* **Required action**:
Would you repeat the whole listing exactly?

* **Extracted material**:
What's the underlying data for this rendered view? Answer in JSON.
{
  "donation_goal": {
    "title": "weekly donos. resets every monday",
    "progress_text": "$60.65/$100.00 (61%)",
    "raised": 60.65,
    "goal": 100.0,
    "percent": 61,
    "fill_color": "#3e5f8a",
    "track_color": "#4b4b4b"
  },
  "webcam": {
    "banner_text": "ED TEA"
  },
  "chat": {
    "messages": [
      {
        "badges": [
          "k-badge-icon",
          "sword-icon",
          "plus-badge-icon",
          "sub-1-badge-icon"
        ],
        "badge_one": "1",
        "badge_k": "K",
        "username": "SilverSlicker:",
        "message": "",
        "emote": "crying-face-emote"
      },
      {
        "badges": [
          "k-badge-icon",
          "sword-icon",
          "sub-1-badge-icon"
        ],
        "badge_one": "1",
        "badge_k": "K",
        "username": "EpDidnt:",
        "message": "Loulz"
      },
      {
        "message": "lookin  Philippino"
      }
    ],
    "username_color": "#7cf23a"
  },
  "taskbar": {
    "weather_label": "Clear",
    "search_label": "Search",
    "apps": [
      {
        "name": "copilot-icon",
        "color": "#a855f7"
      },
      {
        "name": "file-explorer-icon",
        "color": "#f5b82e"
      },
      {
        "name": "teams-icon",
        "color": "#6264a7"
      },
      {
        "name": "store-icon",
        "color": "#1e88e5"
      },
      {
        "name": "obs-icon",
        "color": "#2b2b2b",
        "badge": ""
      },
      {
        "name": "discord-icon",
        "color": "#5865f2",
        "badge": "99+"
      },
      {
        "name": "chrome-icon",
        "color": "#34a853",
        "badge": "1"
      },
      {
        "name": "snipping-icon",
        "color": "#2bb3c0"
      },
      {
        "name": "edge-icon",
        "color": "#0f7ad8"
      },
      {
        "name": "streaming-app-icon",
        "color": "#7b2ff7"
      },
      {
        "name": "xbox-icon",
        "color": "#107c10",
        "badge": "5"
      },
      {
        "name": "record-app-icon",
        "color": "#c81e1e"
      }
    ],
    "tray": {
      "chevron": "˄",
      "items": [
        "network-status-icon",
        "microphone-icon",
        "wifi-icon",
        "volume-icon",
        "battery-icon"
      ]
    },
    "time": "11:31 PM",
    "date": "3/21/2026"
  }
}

* **Expected answer**:
What's the underlying data for this rendered view? Answer in JSON.
{
  "donation_goal": {
    "title": "weekly donos. resets every monday",
    "progress_text": "$60.65/$100.00 (61%)",
    "raised": 60.65,
    "goal": 100.0,
    "percent": 61,
    "fill_color": "#3e5f8a",
    "track_color": "#4b4b4b"
  },
  "webcam": {
    "banner_text": "ED TEA"
  },
  "chat": {
    "messages": [
      {
        "badges": [
          "k-badge-icon",
          "sword-icon",
          "plus-badge-icon",
          "sub-1-badge-icon"
        ],
        "badge_one": "1",
        "badge_k": "K",
        "username": "SilverSlicker:",
        "message": "",
        "emote": "crying-face-emote"
      },
      {
        "badges": [
          "k-badge-icon",
          "sword-icon",
          "sub-1-badge-icon"
        ],
        "badge_one": "1",
        "badge_k": "K",
        "username": "EpDidnt:",
        "message": "Loulz"
      },
      {
        "message": "lookin  Philippino"
      }
    ],
    "username_color": "#7cf23a"
  },
  "taskbar": {
    "weather_label": "Clear",
    "search_label": "Search",
    "apps": [
      {
        "name": "copilot-icon",
        "color": "#a855f7"
      },
      {
        "name": "file-explorer-icon",
        "color": "#f5b82e"
      },
      {
        "name": "teams-icon",
        "color": "#6264a7"
      },
      {
        "name": "store-icon",
        "color": "#1e88e5"
      },
      {
        "name": "obs-icon",
        "color": "#2b2b2b",
        "badge": ""
      },
      {
        "name": "discord-icon",
        "color": "#5865f2",
        "badge": "99+"
      },
      {
        "name": "chrome-icon",
        "color": "#34a853",
        "badge": "1"
      },
      {
        "name": "snipping-icon",
        "color": "#2bb3c0"
      },
      {
        "name": "edge-icon",
        "color": "#0f7ad8"
      },
      {
        "name": "streaming-app-icon",
        "color": "#7b2ff7"
      },
      {
        "name": "xbox-icon",
        "color": "#107c10",
        "badge": "5"
      },
      {
        "name": "record-app-icon",
        "color": "#c81e1e"
      }
    ],
    "tray": {
      "chevron": "˄",
      "items": [
        "network-status-icon",
        "microphone-icon",
        "wifi-icon",
        "volume-icon",
        "battery-icon"
      ]
    },
    "time": "11:31 PM",
    "date": "3/21/2026"
  }
}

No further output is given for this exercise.